Commonly abbreviated ITADA. Legislation in the United States that made it a federal offense to use another person's identifying information to commit a federal, state or local crime. It also authorized the Federal Trade Commission to register complaints of identity theft and all federal law enforcement agencies to investigate and prosecute them. The passage of ITADA marked the first time that identity theft became a crime in itself in the United States.
References in periodicals archive ?
Willox writes that despite recent efforts of industry and government, including passage of the Identity Theft and Assumption Deterrence Act of 1998, identity theft will never be eradicated.

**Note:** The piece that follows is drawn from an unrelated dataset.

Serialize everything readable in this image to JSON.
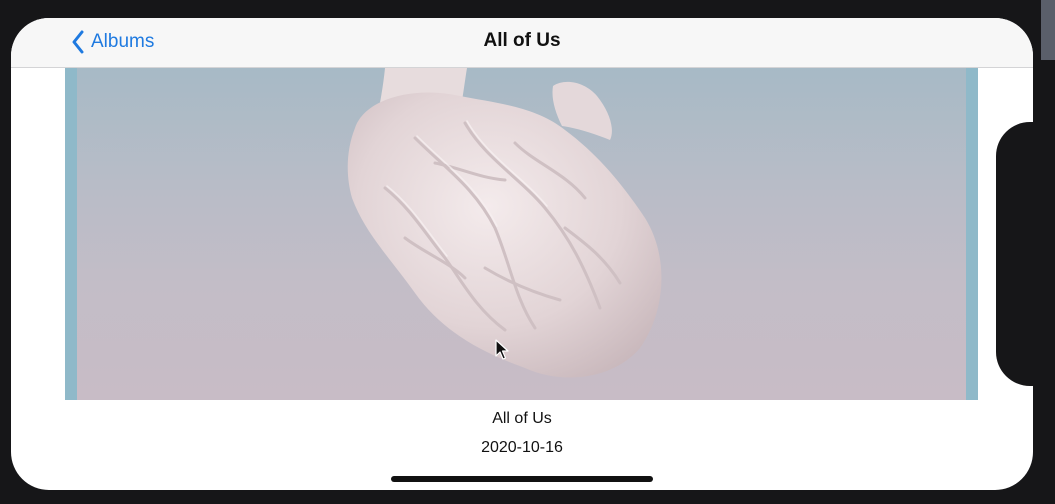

The Identity Theft and Assumption Deterrence Act of 1998 makes it a Federal crime when someone "knowingly transfers or uses, without lawful authority, a means of identification of another person with the intent to commit, or to aid or abet, any unlawful activity that constitutes a violation of federal law, or that constitutes a felony under any applicable state or local law.